This way it will stay in sync when there is lag, but there will be an ugly skip in the song if there is offset.
A better solution would be to have the timer lag with the song lag. I tried to do that with the previous post formula and got horrible results.
I am actually getting a new idea! Why not set the timer to the song offset!
That way the lag happens to the song - then instead of the song skipping ahead - the timer readjusts itself.
Since there is no action to adjust the value of a timer, I have to store the timer in a variable. This probably doesnt work, because the variable is overwritten by the other action which sets it to the overalTimer timer.
Or even a cleaner solution would be instead of using a stupid timer, just use the song offset!
but for some reason this stops working after a while. Probably because after the first loop, the song’s offset is lower than the nextBeat value. Unfortunatelly there is no way to check how many times a song has looped.
Why is the sound performance so bad in html5 and ok in native?
Ok the best solution to me seems to be in using the song’s offset rather than a timer. The problem with that is that gdevelop does not show it in milliseconds and skips evaluating the time between seconds
I need to be able to evaluate in quaters of a second at least:
I having been developing a rhythm game for android in gdevelop for 6 months now. I can assure you everyone making rhythm games is over complicating it. My game is set up for 360p resolution. 360 x 640. My graphics are all PNG high quality with transparency. My songs are all MP3 and my sound effects are all wavs. My arrows come from the top and are laid out manually in the scene at 500px force on y value. I have one song that’s even over 1100 notes. And it runs perfectly fine with no lag and matches the song how I built it. I’ve had a few people say I have to sync the video with the audio and other crap but it’s not true. As long as the resolution is low enough for the phone running it to play it there is no video lag. and the game works fine. It doesn’t look bad at 360p either. And it runs on a phone I have that is like 15 years old. Gdevelop is an excellent program. I built an Online leaderboard in it. I had to test my game over 1000 times to get it working right. For some reason the timing is off when I test it, but it’s fine on android. I figured it out by testing over and over. But the song and notes stay in sync the whole time now. All you have to do is create a blank hit box spanning above your target zone about 2000 pixels. a different blank box in the target area, and a blank line underneath the target area for another hit test. Buttons have to me set up properly. And when you do the hit test on push on a button you have to use the code, pick the object that is closest to (whatever pixels are closest to the target area) once I did that it was able to only focus on the arrows that where in the target area. You need a script for on push in the outer target area for a miss, and a script on push in the target area for a successful hit. When the user gets a successful note, the animation in the arrows change to a different animation with no hit test box. called “clear” So if you hit it on time it can’t collide with the box below the target area for a miss. and if you press the button too early it hit tests on the outer area box that is also a miss. I have 14 different styles of buttons and arrows, and it doesn’t slow the game down at all. Each arrow has 14 different animations inside of it and some songs are over 1000 notes. so 14000 animations in one object times 4 in one scene. And it doesn’t lag at all. My frame rate is 26. Once you lower the resolution enough you would be surprised at how well gdevelop works.

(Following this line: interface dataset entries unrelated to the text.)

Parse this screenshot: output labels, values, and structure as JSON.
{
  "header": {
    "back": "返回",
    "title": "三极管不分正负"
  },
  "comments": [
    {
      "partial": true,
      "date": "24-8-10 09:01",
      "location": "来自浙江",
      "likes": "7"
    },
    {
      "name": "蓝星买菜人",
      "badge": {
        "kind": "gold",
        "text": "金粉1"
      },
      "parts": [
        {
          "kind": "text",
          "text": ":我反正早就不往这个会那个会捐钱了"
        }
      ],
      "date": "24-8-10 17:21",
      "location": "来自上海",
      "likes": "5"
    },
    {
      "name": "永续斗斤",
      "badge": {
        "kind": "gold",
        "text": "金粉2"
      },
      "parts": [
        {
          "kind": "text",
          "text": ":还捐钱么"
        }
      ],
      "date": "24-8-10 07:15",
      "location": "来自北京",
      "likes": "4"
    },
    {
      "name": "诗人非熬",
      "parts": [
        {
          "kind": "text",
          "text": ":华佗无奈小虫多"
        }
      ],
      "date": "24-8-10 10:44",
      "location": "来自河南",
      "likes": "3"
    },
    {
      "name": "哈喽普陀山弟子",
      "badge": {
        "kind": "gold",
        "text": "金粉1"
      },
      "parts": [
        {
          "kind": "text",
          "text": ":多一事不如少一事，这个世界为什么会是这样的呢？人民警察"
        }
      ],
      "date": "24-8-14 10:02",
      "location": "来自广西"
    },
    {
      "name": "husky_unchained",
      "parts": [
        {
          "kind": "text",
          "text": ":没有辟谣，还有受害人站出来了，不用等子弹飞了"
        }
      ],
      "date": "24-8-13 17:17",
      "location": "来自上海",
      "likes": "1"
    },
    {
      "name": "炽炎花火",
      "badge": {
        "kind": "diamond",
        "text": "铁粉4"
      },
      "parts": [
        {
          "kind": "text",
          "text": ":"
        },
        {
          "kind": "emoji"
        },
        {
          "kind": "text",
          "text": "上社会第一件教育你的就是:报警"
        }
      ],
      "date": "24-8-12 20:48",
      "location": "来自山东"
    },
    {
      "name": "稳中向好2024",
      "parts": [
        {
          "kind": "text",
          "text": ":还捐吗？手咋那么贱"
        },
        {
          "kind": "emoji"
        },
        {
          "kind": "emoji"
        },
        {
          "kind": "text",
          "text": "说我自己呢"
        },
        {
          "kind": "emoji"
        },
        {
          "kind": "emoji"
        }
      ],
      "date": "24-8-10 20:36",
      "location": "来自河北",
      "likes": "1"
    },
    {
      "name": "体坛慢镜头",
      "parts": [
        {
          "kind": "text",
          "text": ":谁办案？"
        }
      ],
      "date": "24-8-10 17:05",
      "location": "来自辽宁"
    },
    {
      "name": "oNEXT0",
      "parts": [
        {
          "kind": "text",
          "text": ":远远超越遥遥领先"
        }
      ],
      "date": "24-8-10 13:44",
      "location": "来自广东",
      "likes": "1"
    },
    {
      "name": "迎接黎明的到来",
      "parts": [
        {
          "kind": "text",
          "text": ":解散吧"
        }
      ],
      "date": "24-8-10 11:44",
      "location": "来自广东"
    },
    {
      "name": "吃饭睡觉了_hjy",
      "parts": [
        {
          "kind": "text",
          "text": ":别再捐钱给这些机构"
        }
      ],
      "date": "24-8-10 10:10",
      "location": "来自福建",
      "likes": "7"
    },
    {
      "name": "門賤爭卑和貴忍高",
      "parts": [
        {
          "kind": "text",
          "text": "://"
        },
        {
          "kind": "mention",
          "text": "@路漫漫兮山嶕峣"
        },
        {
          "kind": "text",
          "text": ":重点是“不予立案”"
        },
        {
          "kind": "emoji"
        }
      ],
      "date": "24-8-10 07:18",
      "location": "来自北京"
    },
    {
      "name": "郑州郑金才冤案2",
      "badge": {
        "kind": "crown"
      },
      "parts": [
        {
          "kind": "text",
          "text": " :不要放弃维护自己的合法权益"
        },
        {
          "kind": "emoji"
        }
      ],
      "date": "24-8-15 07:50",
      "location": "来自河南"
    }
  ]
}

I figured I’d explain this to people because I see everyone struggling trying to make the notes come at specific times. Don’t do that! Just lay them out above at a certain speed. Guitar hero does it that way. And if the user misses, reset the note streak variable etc. etc. And make the volume on the song drop 70 percent for a few seconds or until the user hits a successful note again.
Rhythm Retro will be available in a month or two on the play store. Thanks.